    The new Horizon CMM utilises air bearings along with linear motors. Commenting upon the introduction of linear motors, Aberlink’s Business Development Manager, Mr Chris Davies says: “Linear motors have not previously been used in CMMs because they generate a lot of heat when working. Of course, heat and especially ‘hot-spot’ heat areas around a linear motor can be detrimental to CMM accuracy and performance, especially if that heat is in close proximity to the X, Y and Z axis feedback positions and Renishaw linear encoders. With an ingenious new design, we have been able to separate the heat generated by the linear motors from the metrology frame of the Horizon CMM. This is done using carbon fibre rods to transfer the linear motor drives. The linear motors have enabled us to measure a circular diameter via contact scanning, more than 6 times faster than any other previous Aberlink bridge-type CMM, achieving precision measurement at a velocity of 120mm/sec.”

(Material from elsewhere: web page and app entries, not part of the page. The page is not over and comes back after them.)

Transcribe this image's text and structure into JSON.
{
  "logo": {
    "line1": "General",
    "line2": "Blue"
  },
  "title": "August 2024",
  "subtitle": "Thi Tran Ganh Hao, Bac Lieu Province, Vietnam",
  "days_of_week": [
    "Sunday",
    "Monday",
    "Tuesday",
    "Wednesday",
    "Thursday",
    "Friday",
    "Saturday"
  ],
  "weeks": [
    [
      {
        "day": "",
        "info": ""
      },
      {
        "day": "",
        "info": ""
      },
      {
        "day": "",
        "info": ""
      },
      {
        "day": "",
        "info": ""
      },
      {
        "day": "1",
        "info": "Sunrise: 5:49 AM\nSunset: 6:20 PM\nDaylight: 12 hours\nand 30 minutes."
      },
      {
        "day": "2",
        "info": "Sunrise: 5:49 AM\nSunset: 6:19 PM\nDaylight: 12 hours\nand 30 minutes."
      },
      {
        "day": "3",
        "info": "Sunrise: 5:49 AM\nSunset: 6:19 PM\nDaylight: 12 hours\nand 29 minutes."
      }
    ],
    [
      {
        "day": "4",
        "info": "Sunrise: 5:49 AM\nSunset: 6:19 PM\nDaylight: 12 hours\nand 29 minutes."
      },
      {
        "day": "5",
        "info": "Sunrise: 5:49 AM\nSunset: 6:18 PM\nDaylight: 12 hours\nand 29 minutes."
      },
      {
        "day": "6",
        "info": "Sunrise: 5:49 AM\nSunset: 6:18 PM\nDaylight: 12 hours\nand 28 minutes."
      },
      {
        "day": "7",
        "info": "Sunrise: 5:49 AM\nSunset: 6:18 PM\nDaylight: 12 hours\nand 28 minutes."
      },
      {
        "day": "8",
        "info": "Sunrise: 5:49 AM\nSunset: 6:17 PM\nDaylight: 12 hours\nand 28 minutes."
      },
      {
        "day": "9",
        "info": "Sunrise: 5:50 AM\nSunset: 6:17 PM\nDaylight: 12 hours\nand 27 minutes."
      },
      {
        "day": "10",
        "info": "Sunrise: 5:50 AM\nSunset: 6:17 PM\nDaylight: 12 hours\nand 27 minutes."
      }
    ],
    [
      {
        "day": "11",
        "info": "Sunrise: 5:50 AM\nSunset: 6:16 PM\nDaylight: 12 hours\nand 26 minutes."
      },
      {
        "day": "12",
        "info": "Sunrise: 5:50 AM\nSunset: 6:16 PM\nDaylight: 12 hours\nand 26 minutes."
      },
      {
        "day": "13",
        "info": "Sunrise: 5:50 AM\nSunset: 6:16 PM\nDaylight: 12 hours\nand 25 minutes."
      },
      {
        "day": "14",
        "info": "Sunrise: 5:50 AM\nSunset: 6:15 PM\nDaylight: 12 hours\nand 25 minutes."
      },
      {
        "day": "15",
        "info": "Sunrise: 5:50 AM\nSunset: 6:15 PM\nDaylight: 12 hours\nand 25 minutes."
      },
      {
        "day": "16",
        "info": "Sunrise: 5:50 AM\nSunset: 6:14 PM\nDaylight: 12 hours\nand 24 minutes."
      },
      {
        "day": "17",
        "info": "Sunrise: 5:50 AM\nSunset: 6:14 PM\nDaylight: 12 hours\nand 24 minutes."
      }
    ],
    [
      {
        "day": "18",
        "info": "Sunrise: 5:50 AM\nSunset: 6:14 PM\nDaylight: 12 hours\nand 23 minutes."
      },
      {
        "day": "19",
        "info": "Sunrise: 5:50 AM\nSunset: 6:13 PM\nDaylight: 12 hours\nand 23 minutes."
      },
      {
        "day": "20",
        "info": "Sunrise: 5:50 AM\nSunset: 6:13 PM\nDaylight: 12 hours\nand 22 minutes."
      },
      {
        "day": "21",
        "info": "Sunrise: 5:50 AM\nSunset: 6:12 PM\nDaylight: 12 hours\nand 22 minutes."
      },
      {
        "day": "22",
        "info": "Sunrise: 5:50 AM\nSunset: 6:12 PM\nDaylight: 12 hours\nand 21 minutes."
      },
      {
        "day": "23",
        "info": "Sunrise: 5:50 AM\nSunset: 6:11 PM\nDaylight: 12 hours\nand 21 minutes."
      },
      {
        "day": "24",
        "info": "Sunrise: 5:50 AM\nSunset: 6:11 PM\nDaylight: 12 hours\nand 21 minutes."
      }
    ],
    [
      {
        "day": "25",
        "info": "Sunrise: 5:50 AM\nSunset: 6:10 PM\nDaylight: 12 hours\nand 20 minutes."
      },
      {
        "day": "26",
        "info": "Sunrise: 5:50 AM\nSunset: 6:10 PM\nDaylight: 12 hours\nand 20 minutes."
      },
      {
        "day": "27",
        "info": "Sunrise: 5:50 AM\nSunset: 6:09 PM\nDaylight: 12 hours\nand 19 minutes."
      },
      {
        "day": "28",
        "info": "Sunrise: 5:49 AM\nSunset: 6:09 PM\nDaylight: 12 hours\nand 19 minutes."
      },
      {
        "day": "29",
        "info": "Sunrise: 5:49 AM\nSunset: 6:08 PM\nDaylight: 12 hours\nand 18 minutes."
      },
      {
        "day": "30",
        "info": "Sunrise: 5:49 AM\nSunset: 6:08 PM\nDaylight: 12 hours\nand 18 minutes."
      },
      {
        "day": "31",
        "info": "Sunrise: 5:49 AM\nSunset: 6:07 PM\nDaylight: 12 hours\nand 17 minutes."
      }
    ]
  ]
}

    The drive system is kinematically isolated by a tetrahedral arrangement of carbon fibre tubing and this transfers the thrust from the motors through the centre of gravity of the moving parts. This ensures the drive system is kept completely independent from the CMM structure to avoid thermal deviations. Additionally, this design prevents acceleration induced metrology errors by minimising pitch and yaw errors that could arise when the probe is moved in X and Y axes – another factor that enhances the precision of the new CMM.

    From a software perspective, the Extol measurement interface has undergone some development work to guarantee positional accuracy and repeatability. The Aberlink 3D Software works in tandem with the five temperature sensors fitted to the Extol to compensate for any temperature deviation with significant ambient temperature changes raising warning signals for the user. Also configured for the new Horizon CMM, the latest software solution can construct a representation of the part on the monitor as it is measured, allowing dimensions between measured features to be picked out to appear exactly as they do on the part drawing. Additionally, the user-friendly platform incorporates GD&T dimensioning, RPS alignment and SPC data analysis with further modules available for off-line part programming from a CAD model.